Digital Edition

April 29 2019

Issue link: https://jocdigital.uberflip.com/i/1107169

Contents of this Issue

Navigation

Page 15 of 47

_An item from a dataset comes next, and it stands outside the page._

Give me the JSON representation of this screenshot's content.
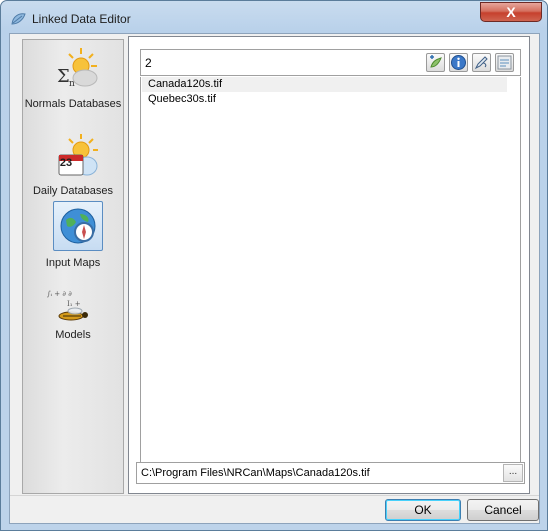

16 The Journal of Commerce | April 29 2019 www.joc.com International Maritime TEU of US imports in 2018. That figure includes volume moved under Flexport house bills of lading as well as volume moved via the company's network of agent non-vessel-operat- ing common carriers (NVOs). It does not include "cargo under manage- ment," volume where Flexport is providing some service related to the lifecycle of a shipment, but where those TEU would be moving under its clients' direct contracts with carriers. Ferreira's estimate compares with just 12,462 TEU that show up in PIERS AMS data for 2018. The source of that discrepancy is up for debate. Ferreira believes it's due to Flexport masking data on its AMS filings, data his team was able to unspool. A Flexport spokesperson told The Journal of Commerce that the nature of its agency model means the volume under its control isn't well reflected in AMS data. Ocean Audit uses an artificial intelligence- and machine learn- ing-based process to identify and recover ocean freight spend for 15 Fortune 100 companies and six of the top 20 global forwarders. Ferreira's process isolates historic vessel voyages where 90 percent of the invoices contained errors that resulted in overcharges. According to Ferreira, in the majority of cases, the overcharge capital-backed logistics services pro- vider ever, underlined by its recent $1 billion funding round, led by the SoftBank Vision Fund. Flexport has not — and likely will not — disclose its container volumes; as a privately held company, it is under no obliga- tion to do so. In April 2018, the company inti- mated publicly that its 2018 volume would be at least 108,000 TEU, extra- polated from the 9,000-TEU per month it said it was moving at the time. The projection prompted skep- ticism among forwarding competi- tors, ocean carriers, and shippers, and an analysis of advanced manifest sys- tem (AMS) data from PIERS, a sister product of The Journal of Commerce within IHS Markit, also called into question whether Flexport was mov- ing the container volumes claimed. A more recent analysis con- ducted by Steve Ferreira, founder and CEO of freight audit services provider Ocean Audit Inc., estimates that Flexport actually moved 80,336 DETERMINING THE AMOUNT of cargo freight forwarder Flexport moves, as well as the capacity it has secured directly with liner carriers, has been an elusive exercise, but an analysis provided to The Journal of Commerce suggests the company is moving roughly 80 percent of the US import volume it estimated in April 2018. In a forwarding industry where market relevance is typically mea- sured by one variable — volume moved on forwarders' own contracts with ocean carriers — the topic of how much volume Flexport moves, as well as what percentage of that volume it moves under direct con- tracts, is of ongoing significance. This all matters because customer volume and large direct contracts with carriers traditionally translate into pricing power. San Francisco-based Flexport's volume has been a topic of wide- spread industry speculation and debate, primarily because the com- pany is the most heavily venture Crunching the numbers New analysis disputes Flexport's claims on cargo volumes — but it's complicated By Eric Johnson 0 5000 10000 15000 20000 25000 30000 Maersk Line Yang Ming Line MSC CMA CGM Hapag-Lloyd Zim Integr ated Shipping Services APL Ocean Netw or k Expr ess TEU Flexport's top US import carrier accounts Source: Ocean Audit © 2019 IHS Markit Flexport's minimum quantity commitments (MQCs) for the 2018-2019 contract year Notes: MQCs for Cosco, Evergreen Line, and Yang Ming were not available Shutterstock.com Importing & Exporting | Ports | Carriers | Breakbulk | Global Logistics

Articles in this issue

Links on this page

Archives of this issue

view archives of Digital Edition - April 29 2019